“But what we wanted to do was provide something for professional risk-takers such as police, fire and military personnel.
“It provides an extra level of protection for people whose lives are at risk.”
Andy came up with the idea for Armadillo Merino while watching news reports of soldiers returning from Iraq and Afghanistan with burns and injuries caused by the clothes they were wearing.
The next-to-skin clothing his company produces does not melt or drip if it burns, keeps wearers warm when in the cold and helps cool them down in the heat.
Because the superfine wool used by Armadillo Merino clothing, also being supplied to astronauts, is so highly heat- resistant wearers can avoid the kind of injuries caused by the melting which occurs in synthetic material as the material melts and drips onto their skin.
Not only that, but the fabric is also highly odour-resistant.
Whereas cotton sucks moisture up away from the body, offering a food source for micro-bacteria and generating body odour, wool naturally absorbs and releases moisture.
As well as high-risk services personnel, it is possible that Merino may be able to offer the versatile product to other professionals such as those in the hydro-electric, oil, steel and car industries.

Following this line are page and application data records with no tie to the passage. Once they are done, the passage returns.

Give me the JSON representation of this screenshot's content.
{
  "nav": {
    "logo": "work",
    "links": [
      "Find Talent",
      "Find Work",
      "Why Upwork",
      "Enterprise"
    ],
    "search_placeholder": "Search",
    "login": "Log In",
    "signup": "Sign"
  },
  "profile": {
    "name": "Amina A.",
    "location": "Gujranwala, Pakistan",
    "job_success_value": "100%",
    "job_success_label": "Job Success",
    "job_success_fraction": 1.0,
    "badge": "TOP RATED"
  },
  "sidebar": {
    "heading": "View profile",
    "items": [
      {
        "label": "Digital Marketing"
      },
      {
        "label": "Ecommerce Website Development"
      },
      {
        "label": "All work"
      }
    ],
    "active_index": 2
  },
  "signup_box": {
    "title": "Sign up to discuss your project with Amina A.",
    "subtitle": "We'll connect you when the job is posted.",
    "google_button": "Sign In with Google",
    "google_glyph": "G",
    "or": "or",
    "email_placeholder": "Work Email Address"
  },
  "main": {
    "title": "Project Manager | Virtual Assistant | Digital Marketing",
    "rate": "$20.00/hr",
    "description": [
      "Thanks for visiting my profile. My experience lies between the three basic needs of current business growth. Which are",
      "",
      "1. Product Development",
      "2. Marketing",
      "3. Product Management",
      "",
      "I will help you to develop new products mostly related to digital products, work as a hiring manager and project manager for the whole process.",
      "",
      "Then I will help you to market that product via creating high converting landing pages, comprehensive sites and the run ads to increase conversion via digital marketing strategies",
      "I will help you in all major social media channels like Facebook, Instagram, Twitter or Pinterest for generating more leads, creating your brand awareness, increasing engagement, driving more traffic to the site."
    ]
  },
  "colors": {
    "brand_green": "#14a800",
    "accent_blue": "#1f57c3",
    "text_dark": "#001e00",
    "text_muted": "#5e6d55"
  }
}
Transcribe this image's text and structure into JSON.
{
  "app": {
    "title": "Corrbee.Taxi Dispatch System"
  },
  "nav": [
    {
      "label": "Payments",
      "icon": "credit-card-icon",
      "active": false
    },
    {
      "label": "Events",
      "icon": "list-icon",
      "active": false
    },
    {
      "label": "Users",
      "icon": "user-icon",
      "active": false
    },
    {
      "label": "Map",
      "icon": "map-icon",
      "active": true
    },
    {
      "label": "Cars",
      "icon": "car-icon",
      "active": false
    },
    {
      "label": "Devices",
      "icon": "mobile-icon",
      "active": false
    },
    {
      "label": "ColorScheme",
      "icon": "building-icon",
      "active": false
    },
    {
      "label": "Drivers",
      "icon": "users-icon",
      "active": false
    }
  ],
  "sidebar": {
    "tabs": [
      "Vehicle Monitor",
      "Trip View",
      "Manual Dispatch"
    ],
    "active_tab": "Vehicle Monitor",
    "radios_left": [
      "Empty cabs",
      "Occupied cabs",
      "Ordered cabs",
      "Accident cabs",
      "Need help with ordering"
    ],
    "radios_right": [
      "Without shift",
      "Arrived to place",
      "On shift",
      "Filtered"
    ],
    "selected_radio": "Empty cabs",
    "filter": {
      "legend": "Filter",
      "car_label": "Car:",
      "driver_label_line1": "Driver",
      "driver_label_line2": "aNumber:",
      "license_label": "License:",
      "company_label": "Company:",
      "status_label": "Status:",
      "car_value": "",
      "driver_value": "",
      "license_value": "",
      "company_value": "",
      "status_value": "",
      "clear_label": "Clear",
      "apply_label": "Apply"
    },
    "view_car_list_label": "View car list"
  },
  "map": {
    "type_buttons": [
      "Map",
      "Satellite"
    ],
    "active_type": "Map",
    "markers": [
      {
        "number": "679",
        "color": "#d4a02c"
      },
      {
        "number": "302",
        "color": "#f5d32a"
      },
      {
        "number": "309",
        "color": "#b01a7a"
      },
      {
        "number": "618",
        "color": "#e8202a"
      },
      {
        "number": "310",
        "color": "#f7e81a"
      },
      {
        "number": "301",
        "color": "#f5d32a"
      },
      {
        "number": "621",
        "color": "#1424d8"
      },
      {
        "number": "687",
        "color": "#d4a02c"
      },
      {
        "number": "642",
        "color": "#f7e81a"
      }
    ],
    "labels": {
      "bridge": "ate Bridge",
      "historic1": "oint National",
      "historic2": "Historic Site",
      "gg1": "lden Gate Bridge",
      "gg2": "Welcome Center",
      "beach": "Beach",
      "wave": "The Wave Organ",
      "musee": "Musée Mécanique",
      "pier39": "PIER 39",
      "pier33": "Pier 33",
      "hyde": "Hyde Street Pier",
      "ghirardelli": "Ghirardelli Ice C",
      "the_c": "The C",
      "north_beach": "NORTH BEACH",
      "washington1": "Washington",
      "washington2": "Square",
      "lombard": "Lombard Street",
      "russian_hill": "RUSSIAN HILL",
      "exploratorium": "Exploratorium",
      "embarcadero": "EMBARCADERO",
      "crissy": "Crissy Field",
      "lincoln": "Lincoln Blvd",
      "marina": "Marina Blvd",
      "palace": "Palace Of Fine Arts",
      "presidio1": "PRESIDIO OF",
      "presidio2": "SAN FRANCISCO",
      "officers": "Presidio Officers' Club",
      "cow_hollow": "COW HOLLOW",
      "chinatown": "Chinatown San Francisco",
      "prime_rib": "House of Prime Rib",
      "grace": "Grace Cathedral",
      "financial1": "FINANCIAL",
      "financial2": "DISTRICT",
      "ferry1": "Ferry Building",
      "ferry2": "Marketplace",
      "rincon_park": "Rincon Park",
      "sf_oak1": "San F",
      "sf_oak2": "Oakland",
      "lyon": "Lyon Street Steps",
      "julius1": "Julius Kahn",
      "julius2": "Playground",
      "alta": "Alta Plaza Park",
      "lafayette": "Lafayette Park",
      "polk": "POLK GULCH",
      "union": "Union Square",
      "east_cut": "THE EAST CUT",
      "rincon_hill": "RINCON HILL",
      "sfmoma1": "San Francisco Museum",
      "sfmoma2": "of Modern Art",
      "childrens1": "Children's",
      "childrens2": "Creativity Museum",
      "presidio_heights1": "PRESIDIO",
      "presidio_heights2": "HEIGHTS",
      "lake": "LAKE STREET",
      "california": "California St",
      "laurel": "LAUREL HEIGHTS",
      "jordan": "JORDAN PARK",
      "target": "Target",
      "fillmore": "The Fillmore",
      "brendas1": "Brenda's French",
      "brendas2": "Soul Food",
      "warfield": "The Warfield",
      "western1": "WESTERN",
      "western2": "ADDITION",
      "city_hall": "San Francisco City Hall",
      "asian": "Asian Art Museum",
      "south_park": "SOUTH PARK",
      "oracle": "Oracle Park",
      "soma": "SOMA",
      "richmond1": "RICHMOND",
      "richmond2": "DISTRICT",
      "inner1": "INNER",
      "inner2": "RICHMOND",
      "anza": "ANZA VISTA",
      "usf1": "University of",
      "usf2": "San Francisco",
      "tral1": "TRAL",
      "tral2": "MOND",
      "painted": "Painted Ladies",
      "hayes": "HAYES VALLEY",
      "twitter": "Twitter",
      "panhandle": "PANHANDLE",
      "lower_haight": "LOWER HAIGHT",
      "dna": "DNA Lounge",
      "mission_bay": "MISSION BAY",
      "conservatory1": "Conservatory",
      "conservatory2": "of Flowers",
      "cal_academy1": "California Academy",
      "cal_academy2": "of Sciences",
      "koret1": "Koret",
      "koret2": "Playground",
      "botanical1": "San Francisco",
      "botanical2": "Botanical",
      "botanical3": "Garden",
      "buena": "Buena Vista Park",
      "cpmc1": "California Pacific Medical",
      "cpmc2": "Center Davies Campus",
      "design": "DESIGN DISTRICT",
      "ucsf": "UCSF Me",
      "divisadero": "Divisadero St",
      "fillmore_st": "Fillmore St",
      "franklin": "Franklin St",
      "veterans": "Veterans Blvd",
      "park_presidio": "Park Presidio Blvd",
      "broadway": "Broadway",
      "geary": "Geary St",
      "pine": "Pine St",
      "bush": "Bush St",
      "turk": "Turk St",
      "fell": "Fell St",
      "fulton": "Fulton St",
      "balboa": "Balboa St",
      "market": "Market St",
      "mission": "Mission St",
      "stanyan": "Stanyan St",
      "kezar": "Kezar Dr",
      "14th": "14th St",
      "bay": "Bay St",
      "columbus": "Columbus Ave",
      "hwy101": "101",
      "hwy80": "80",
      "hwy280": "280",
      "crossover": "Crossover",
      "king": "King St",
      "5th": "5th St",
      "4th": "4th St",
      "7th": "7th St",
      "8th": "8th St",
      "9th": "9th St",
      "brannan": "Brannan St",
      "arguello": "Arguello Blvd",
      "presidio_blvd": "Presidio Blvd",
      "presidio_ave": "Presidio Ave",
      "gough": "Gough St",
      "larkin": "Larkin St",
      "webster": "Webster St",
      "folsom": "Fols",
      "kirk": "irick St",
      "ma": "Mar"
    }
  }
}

To find out more about Andy Caughey and Merino Armadillo visit https://armadillomerino.com.